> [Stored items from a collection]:
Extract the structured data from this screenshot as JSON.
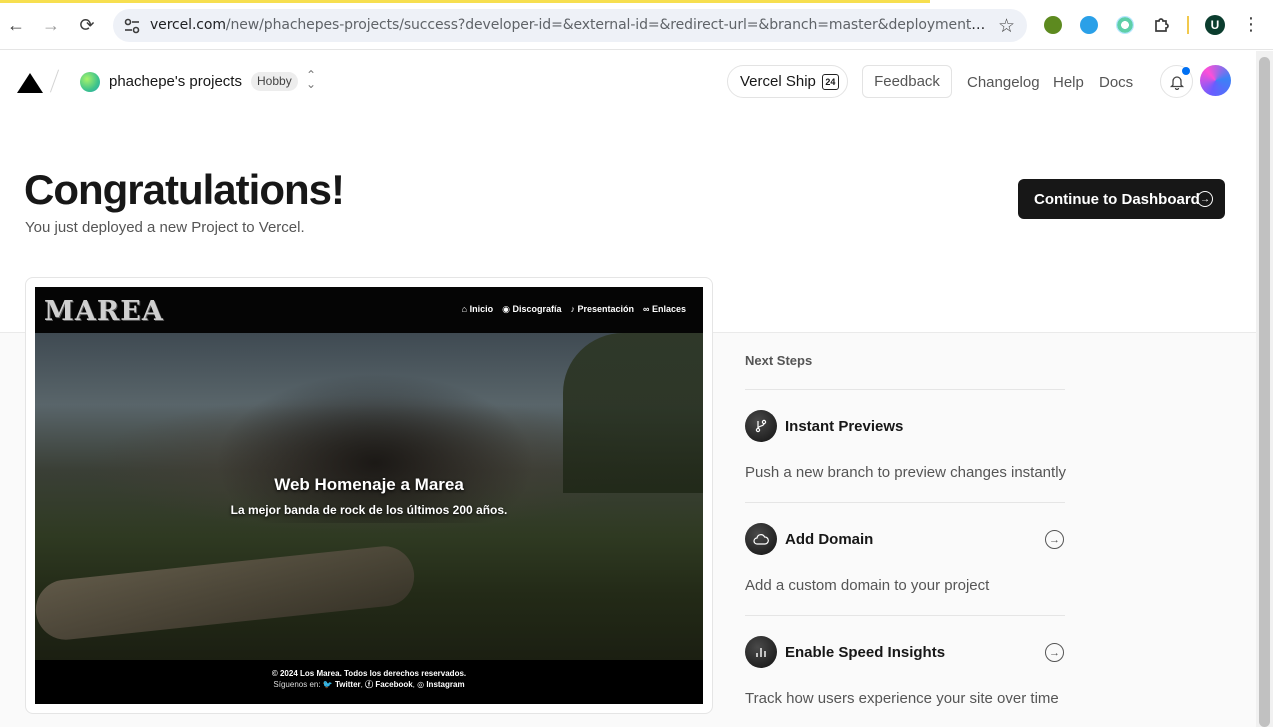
{
  "browser": {
    "url_host": "vercel.com",
    "url_rest": "/new/phachepes-projects/success?developer-id=&external-id=&redirect-url=&branch=master&deploymentUrl=homenaje...",
    "profile_initial": "U"
  },
  "header": {
    "team_name": "phachepe's projects",
    "plan_badge": "Hobby",
    "ship_label": "Vercel Ship",
    "ship_badge": "24",
    "feedback_label": "Feedback",
    "changelog_label": "Changelog",
    "help_label": "Help",
    "docs_label": "Docs"
  },
  "hero": {
    "title": "Congratulations!",
    "subtitle": "You just deployed a new Project to Vercel.",
    "dashboard_button": "Continue to Dashboard"
  },
  "preview": {
    "brand": "MAREA",
    "nav": [
      "Inicio",
      "Discografía",
      "Presentación",
      "Enlaces"
    ],
    "headline": "Web Homenaje a Marea",
    "tagline": "La mejor banda de rock de los últimos 200 años.",
    "copyright": "© 2024 Los Marea. Todos los derechos reservados.",
    "follow_prefix": "Síguenos en:",
    "social": [
      "Twitter",
      "Facebook",
      "Instagram"
    ]
  },
  "next_steps": {
    "label": "Next Steps",
    "items": [
      {
        "title": "Instant Previews",
        "description": "Push a new branch to preview changes instantly",
        "icon": "git-branch-icon"
      },
      {
        "title": "Add Domain",
        "description": "Add a custom domain to your project",
        "icon": "cloud-icon"
      },
      {
        "title": "Enable Speed Insights",
        "description": "Track how users experience your site over time",
        "icon": "bar-chart-icon"
      }
    ]
  },
  "colors": {
    "primary_button": "#171717",
    "notification_dot": "#0070f3",
    "loading_bar": "#f7df4f"
  }
}
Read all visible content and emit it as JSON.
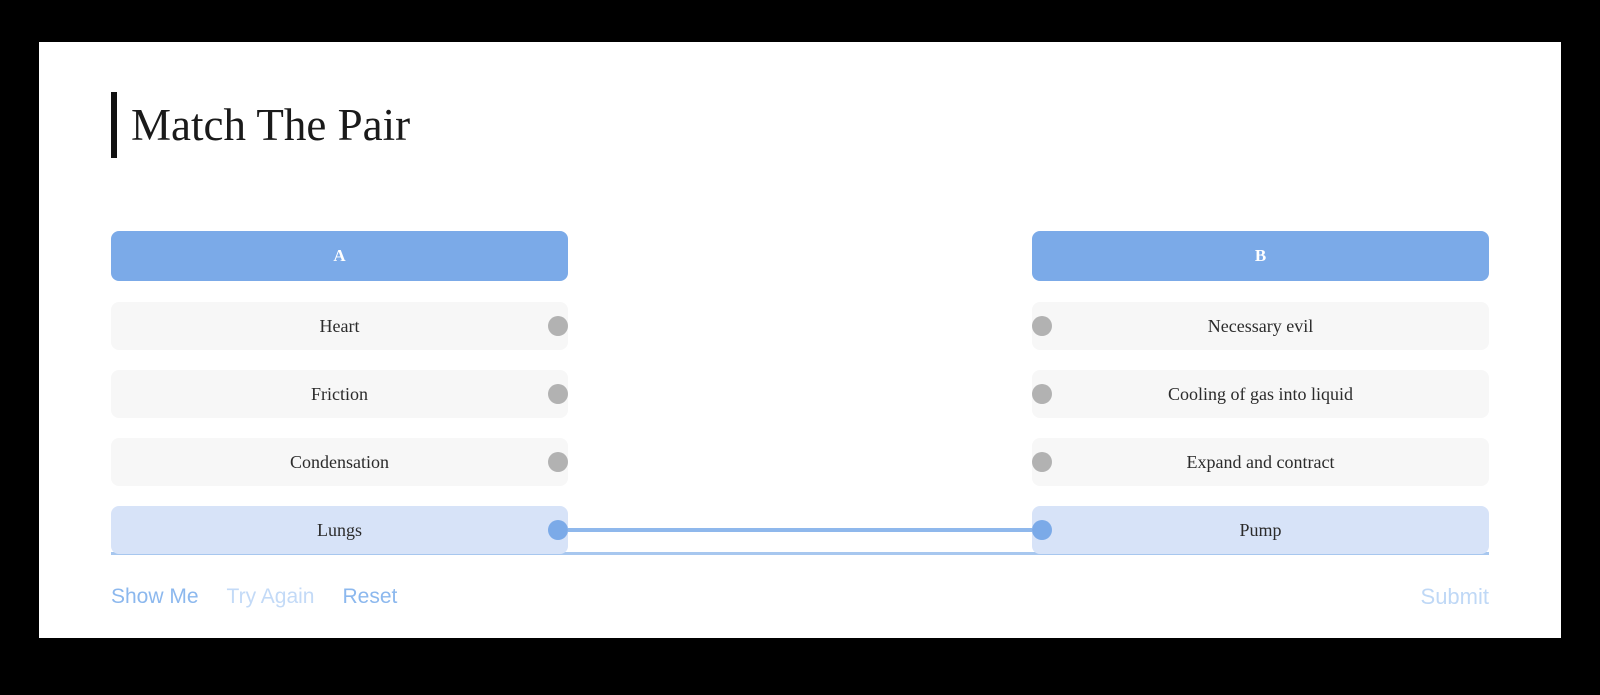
{
  "page": {
    "title": "Match The Pair"
  },
  "board": {
    "header_a": "A",
    "header_b": "B",
    "left_items": [
      {
        "label": "Heart"
      },
      {
        "label": "Friction"
      },
      {
        "label": "Condensation"
      },
      {
        "label": "Lungs"
      }
    ],
    "right_items": [
      {
        "label": "Necessary evil"
      },
      {
        "label": "Cooling of gas into liquid"
      },
      {
        "label": "Expand and contract"
      },
      {
        "label": "Pump"
      }
    ],
    "matched_pair": {
      "left": "Lungs",
      "right": "Pump"
    }
  },
  "footer": {
    "show_me": "Show Me",
    "try_again": "Try Again",
    "reset": "Reset",
    "submit": "Submit"
  },
  "colors": {
    "header_blue": "#7BAAE8",
    "row_gray": "#f7f7f7",
    "matched_blue": "#d7e3f8",
    "connector_blue": "#8FB8EC",
    "dot_gray": "#b2b2b2",
    "link_blue": "#a7caf2",
    "divider_blue": "#a7c7ef",
    "card_white": "#ffffff",
    "page_black": "#000000"
  }
}
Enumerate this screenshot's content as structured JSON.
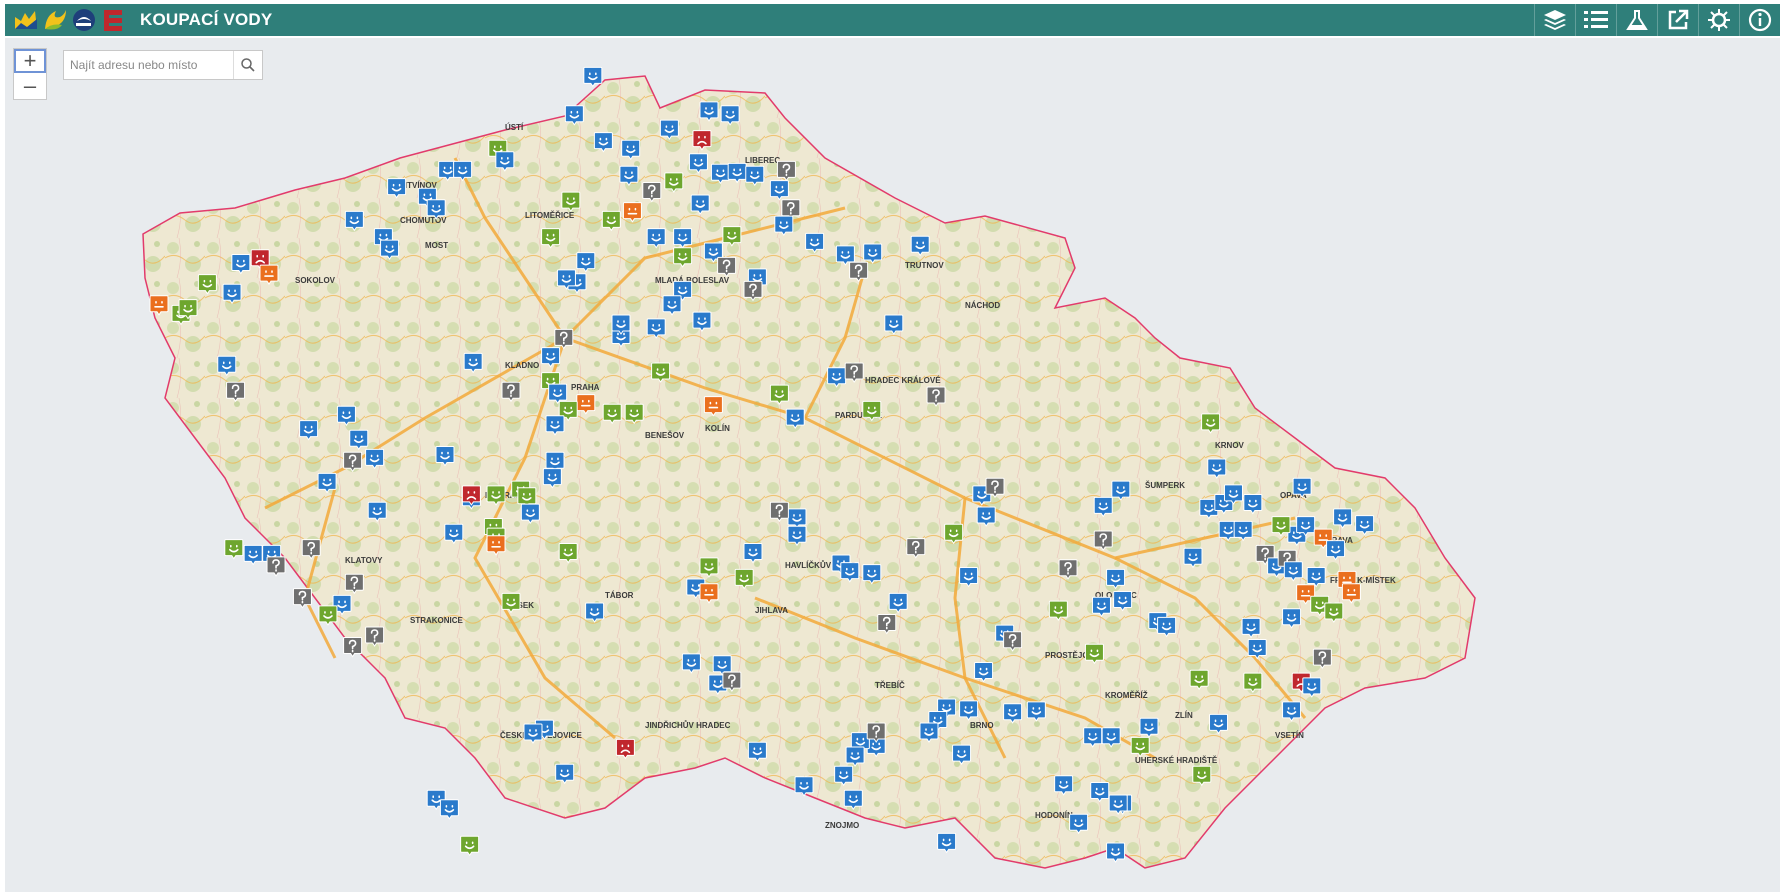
{
  "header": {
    "title": "KOUPACÍ VODY",
    "logo_icons": [
      "logo-hydrology-icon",
      "logo-water-icon",
      "logo-env-icon",
      "logo-health-icon"
    ],
    "tools": [
      {
        "name": "layers-button",
        "icon": "layers-icon"
      },
      {
        "name": "legend-button",
        "icon": "list-icon"
      },
      {
        "name": "analysis-button",
        "icon": "flask-icon"
      },
      {
        "name": "share-button",
        "icon": "external-link-icon"
      },
      {
        "name": "settings-button",
        "icon": "virus-icon"
      },
      {
        "name": "info-button",
        "icon": "info-icon"
      }
    ]
  },
  "map": {
    "zoom_in": "+",
    "zoom_out": "–",
    "search_placeholder": "Najít adresu nebo místo",
    "legend_colors": {
      "good": "#2a7acb",
      "fair": "#6ea62e",
      "poor": "#ea6f1e",
      "bad": "#c0272d",
      "unknown": "#6f6f6f"
    },
    "place_labels": [
      "ÚSTÍ",
      "LITVÍNOV",
      "LITOMĚŘICE",
      "MLADÁ BOLESLAV",
      "KLADNO",
      "PRAHA",
      "KOLÍN",
      "PARDUBICE",
      "HAVLÍČKŮV BROD",
      "JIHLAVA",
      "TÁBOR",
      "PÍSEK",
      "STRAKONICE",
      "KLATOVY",
      "PŘÍBRAM",
      "ČESKÉ BUDĚJOVICE",
      "JINDŘICHŮV HRADEC",
      "TŘEBÍČ",
      "ZNOJMO",
      "BRNO",
      "OLOMOUC",
      "PROSTĚJOV",
      "KROMĚŘÍŽ",
      "ZLÍN",
      "OSTRAVA",
      "OPAVA",
      "KRNOV",
      "ŠUMPERK",
      "HODONÍN",
      "UHERSKÉ HRADIŠTĚ",
      "VSETÍN",
      "FRÝDEK-MÍSTEK",
      "SOKOLOV",
      "CHOMUTOV",
      "LIBEREC",
      "HRADEC KRÁLOVÉ",
      "MOST",
      "BENEŠOV",
      "NÁCHOD",
      "TRUTNOV"
    ]
  }
}
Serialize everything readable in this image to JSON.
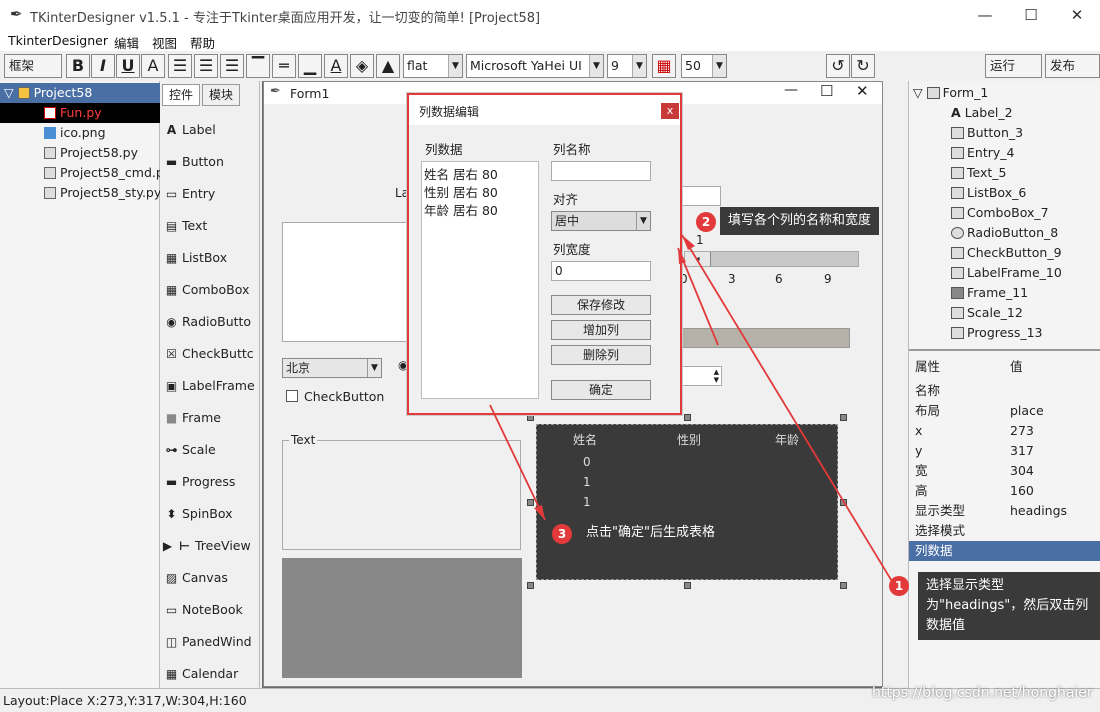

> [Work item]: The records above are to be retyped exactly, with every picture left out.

> [Exercise solution]:
Extract the structured data from this screenshot as JSON.
{
  "browser": {
    "url_host": "vercel.com",
    "url_rest": "/new/phachepes-projects/success?developer-id=&external-id=&redirect-url=&branch=master&deploymentUrl=homenaje...",
    "profile_initial": "U"
  },
  "header": {
    "team_name": "phachepe's projects",
    "plan_badge": "Hobby",
    "ship_label": "Vercel Ship",
    "ship_badge": "24",
    "feedback_label": "Feedback",
    "changelog_label": "Changelog",
    "help_label": "Help",
    "docs_label": "Docs"
  },
  "hero": {
    "title": "Congratulations!",
    "subtitle": "You just deployed a new Project to Vercel.",
    "dashboard_button": "Continue to Dashboard"
  },
  "preview": {
    "brand": "MAREA",
    "nav": [
      "Inicio",
      "Discografía",
      "Presentación",
      "Enlaces"
    ],
    "headline": "Web Homenaje a Marea",
    "tagline": "La mejor banda de rock de los últimos 200 años.",
    "copyright": "© 2024 Los Marea. Todos los derechos reservados.",
    "follow_prefix": "Síguenos en:",
    "social": [
      "Twitter",
      "Facebook",
      "Instagram"
    ]
  },
  "next_steps": {
    "label": "Next Steps",
    "items": [
      {
        "title": "Instant Previews",
        "description": "Push a new branch to preview changes instantly",
        "icon": "git-branch-icon"
      },
      {
        "title": "Add Domain",
        "description": "Add a custom domain to your project",
        "icon": "cloud-icon"
      },
      {
        "title": "Enable Speed Insights",
        "description": "Track how users experience your site over time",
        "icon": "bar-chart-icon"
      }
    ]
  },
  "colors": {
    "primary_button": "#171717",
    "notification_dot": "#0070f3",
    "loading_bar": "#f7df4f"
  }
}
Read all visible content and emit it as JSON.
{
  "page": {
    "title": "Match The Pair"
  },
  "board": {
    "header_a": "A",
    "header_b": "B",
    "left_items": [
      {
        "label": "Heart"
      },
      {
        "label": "Friction"
      },
      {
        "label": "Condensation"
      },
      {
        "label": "Lungs"
      }
    ],
    "right_items": [
      {
        "label": "Necessary evil"
      },
      {
        "label": "Cooling of gas into liquid"
      },
      {
        "label": "Expand and contract"
      },
      {
        "label": "Pump"
      }
    ],
    "matched_pair": {
      "left": "Lungs",
      "right": "Pump"
    }
  },
  "footer": {
    "show_me": "Show Me",
    "try_again": "Try Again",
    "reset": "Reset",
    "submit": "Submit"
  },
  "colors": {
    "header_blue": "#7BAAE8",
    "row_gray": "#f7f7f7",
    "matched_blue": "#d7e3f8",
    "connector_blue": "#8FB8EC",
    "dot_gray": "#b2b2b2",
    "link_blue": "#a7caf2",
    "divider_blue": "#a7c7ef",
    "card_white": "#ffffff",
    "page_black": "#000000"
  }
}
Enumerate this screenshot's content as structured JSON.
{
  "header": {
    "title": "KOUPACÍ VODY",
    "logo_icons": [
      "logo-hydrology-icon",
      "logo-water-icon",
      "logo-env-icon",
      "logo-health-icon"
    ],
    "tools": [
      {
        "name": "layers-button",
        "icon": "layers-icon"
      },
      {
        "name": "legend-button",
        "icon": "list-icon"
      },
      {
        "name": "analysis-button",
        "icon": "flask-icon"
      },
      {
        "name": "share-button",
        "icon": "external-link-icon"
      },
      {
        "name": "settings-button",
        "icon": "virus-icon"
      },
      {
        "name": "info-button",
        "icon": "info-icon"
      }
    ]
  },
  "map": {
    "zoom_in": "+",
    "zoom_out": "–",
    "search_placeholder": "Najít adresu nebo místo",
    "legend_colors": {
      "good": "#2a7acb",
      "fair": "#6ea62e",
      "poor": "#ea6f1e",
      "bad": "#c0272d",
      "unknown": "#6f6f6f"
    },
    "place_labels": [
      "ÚSTÍ",
      "LITVÍNOV",
      "LITOMĚŘICE",
      "MLADÁ BOLESLAV",
      "KLADNO",
      "PRAHA",
      "KOLÍN",
      "PARDUBICE",
      "HAVLÍČKŮV BROD",
      "JIHLAVA",
      "TÁBOR",
      "PÍSEK",
      "STRAKONICE",
      "KLATOVY",
      "PŘÍBRAM",
      "ČESKÉ BUDĚJOVICE",
      "JINDŘICHŮV HRADEC",
      "TŘEBÍČ",
      "ZNOJMO",
      "BRNO",
      "OLOMOUC",
      "PROSTĚJOV",
      "KROMĚŘÍŽ",
      "ZLÍN",
      "OSTRAVA",
      "OPAVA",
      "KRNOV",
      "ŠUMPERK",
      "HODONÍN",
      "UHERSKÉ HRADIŠTĚ",
      "VSETÍN",
      "FRÝDEK-MÍSTEK",
      "SOKOLOV",
      "CHOMUTOV",
      "LIBEREC",
      "HRADEC KRÁLOVÉ",
      "MOST",
      "BENEŠOV",
      "NÁCHOD",
      "TRUTNOV"
    ]
  }
}
Serialize everything readable in this image to JSON.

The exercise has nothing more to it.